This weekend, I noted two state-based stories on executive pay that demonstrated how dramatic a turn-around has occurred in the pay for specific executives.
In “Lucrative paydays for corporate chiefs“, the Atlanta-Journal Constitution reports:
“Here’s one measure of just how good it was: $232.9 million.
That’s the total compensation that the chief executives at Georgia’s 25 most-valuable public companies took home last year, according to The Atlanta Journal-Constitution’s review of the annual disclosures required by the Securities and Exchange Commission…
Here’s another measure of just how lucrative 2010 was: 29 percent. That’s the average pay raise the 25 executives saw last year.”
In “Arizona CEO’s median compensation surged 48% in 2010“, The Arizona Republic reports:
“Sparked by rising profits and rebounding stock prices, the median compensation for chief executive officers and chairmen at Arizona-based public companies surged 48 percent in 2010, hitting a statewide record of $1.54 million.
Plus, hefty pay packages were shared more broadly by other top officials at 43 corporations based in the state. Some 74 senior executives below the CEO level earned at least $750,000, up from 63 who earned that much the year before.”

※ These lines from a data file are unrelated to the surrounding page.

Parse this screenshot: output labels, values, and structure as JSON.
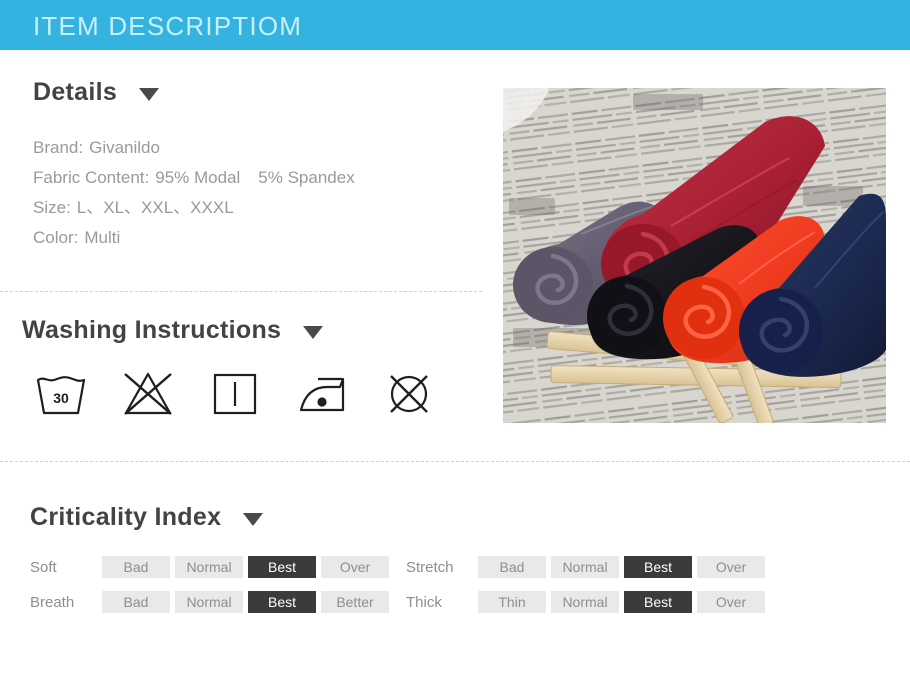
{
  "header": {
    "title": "ITEM DESCRIPTIOM"
  },
  "details": {
    "heading": "Details",
    "chevron": "chevron-down-icon",
    "rows": [
      {
        "key": "Brand:",
        "value": "Givanildo",
        "value2": ""
      },
      {
        "key": "Fabric Content:",
        "value": "95% Modal",
        "value2": "5%  Spandex"
      },
      {
        "key": "Size:",
        "value": "L、XL、XXL、XXXL",
        "value2": ""
      },
      {
        "key": "Color:",
        "value": "Multi",
        "value2": ""
      }
    ]
  },
  "product_image": {
    "alt": "five rolled garments on wooden slats over newspaper",
    "items": [
      {
        "name": "grey-purple-roll",
        "color": "#6a6374"
      },
      {
        "name": "crimson-roll",
        "color": "#b02232"
      },
      {
        "name": "black-roll",
        "color": "#17171c"
      },
      {
        "name": "orange-red-roll",
        "color": "#f03a22"
      },
      {
        "name": "navy-roll",
        "color": "#1d2a52"
      }
    ],
    "background": "#cdc9c2",
    "slat_color": "#e8d9b4"
  },
  "washing": {
    "heading": "Washing Instructions",
    "chevron": "chevron-down-icon",
    "icons": [
      {
        "name": "wash-30-icon",
        "label": "30"
      },
      {
        "name": "do-not-bleach-icon",
        "label": ""
      },
      {
        "name": "drip-dry-icon",
        "label": ""
      },
      {
        "name": "iron-low-icon",
        "label": ""
      },
      {
        "name": "do-not-dry-clean-icon",
        "label": ""
      }
    ]
  },
  "criticality": {
    "heading": "Criticality Index",
    "chevron": "chevron-down-icon",
    "rows": [
      {
        "left": {
          "label": "Soft",
          "cells": [
            "Bad",
            "Normal",
            "Best",
            "Over"
          ],
          "active": 2
        },
        "right": {
          "label": "Stretch",
          "cells": [
            "Bad",
            "Normal",
            "Best",
            "Over"
          ],
          "active": 2
        }
      },
      {
        "left": {
          "label": "Breath",
          "cells": [
            "Bad",
            "Normal",
            "Best",
            "Better"
          ],
          "active": 2
        },
        "right": {
          "label": "Thick",
          "cells": [
            "Thin",
            "Normal",
            "Best",
            "Over"
          ],
          "active": 2
        }
      }
    ]
  },
  "colors": {
    "header_bg": "#35b3e0",
    "header_text": "#c7f0fb",
    "heading_text": "#434343",
    "body_text": "#9a9a9a",
    "cell_bg": "#e9e9e9",
    "cell_active_bg": "#3b3b3b",
    "divider": "#cfcfcf"
  }
}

In both cases, compensation swelled partially thanks to a strong rebound in the stock market, meaning that corporate executives have greatly benefited from the reflation generated by economic stimulus and/or monetary easing. As I have mentioned in previous posts, strong corporate profits have supported all forms of equity-based wealth and effectively beat back the ghosts of deflation in 2010.
Of course, the huge irony is that poor employment reports and stagnating personal income data tell a different story. For example, after Friday’s awful jobs report and the on-going dire news coming from the housing market, you would be excused for assuming the entire country had dipped back into a poverty-stricken recession. Such is definitely not the case for the big winners of 2010.
Nightly Business Report produced a short video segment describing China’s inflation woes (transcript included) called “China’s Inflation Battle.” The commentator identifies China’s RMB¥ 4 trillion stimulus program (about $585B USD at the time) as the original source of the inflation and takes us to Pengshui, 1000 miles from Beijing, to see some of the examples of how inflation is impacting the lives of the average Chinese person.
The most interesting quote came from Associate Professor Patrick Chovanec of Tsinghua University, School of Economics and Management:
“When you see over 50 percent growth in the money supply, the question isn’t, why is there inflation? The question is, why isn’t there more inflation? Why haven’t we seen it sooner? The reason is because a lot of that money didn’t go into a consumption boom. It went into an investment boom.”
It is a scary thought to think inflation problems could (will?) get even worse once the Chinese figure out how to make use of all this massive investment.